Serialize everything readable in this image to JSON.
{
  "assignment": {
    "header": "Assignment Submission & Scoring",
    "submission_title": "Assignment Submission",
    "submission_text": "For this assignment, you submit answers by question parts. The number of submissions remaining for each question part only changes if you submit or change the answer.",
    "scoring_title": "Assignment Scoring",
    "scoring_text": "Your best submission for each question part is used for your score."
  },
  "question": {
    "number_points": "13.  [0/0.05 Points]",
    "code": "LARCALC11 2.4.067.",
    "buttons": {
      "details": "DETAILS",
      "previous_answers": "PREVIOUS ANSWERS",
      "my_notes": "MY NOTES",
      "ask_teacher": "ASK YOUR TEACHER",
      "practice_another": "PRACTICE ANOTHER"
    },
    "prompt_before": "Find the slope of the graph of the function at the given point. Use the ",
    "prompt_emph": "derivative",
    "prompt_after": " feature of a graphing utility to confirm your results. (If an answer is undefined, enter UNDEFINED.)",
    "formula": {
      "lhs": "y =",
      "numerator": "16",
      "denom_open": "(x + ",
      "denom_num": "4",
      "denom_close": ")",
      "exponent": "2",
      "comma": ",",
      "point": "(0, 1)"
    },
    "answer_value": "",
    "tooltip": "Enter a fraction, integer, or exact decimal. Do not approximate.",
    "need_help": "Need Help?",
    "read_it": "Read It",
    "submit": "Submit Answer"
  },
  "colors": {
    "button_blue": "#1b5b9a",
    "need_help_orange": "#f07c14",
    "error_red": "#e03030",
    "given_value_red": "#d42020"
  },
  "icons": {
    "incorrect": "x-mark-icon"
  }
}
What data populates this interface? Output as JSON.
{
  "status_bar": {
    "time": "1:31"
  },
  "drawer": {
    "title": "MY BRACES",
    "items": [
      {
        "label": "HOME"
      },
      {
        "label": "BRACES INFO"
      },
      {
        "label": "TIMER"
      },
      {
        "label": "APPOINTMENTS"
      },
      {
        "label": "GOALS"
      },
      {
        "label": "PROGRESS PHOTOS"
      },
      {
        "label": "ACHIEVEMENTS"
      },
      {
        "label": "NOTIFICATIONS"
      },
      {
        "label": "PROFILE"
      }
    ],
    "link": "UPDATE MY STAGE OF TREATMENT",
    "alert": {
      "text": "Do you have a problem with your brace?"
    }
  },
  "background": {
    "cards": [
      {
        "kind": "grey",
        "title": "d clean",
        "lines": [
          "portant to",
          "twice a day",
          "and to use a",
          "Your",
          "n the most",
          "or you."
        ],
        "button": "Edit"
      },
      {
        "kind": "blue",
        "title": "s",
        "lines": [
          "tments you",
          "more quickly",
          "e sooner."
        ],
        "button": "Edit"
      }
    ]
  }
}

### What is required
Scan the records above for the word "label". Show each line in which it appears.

### Solution
        "label": "HOME"
        "label": "BRACES INFO"
        "label": "TIMER"
        "label": "APPOINTMENTS"
        "label": "GOALS"
        "label": "PROGRESS PHOTOS"
        "label": "ACHIEVEMENTS"
        "label": "NOTIFICATIONS"
        "label": "PROFILE"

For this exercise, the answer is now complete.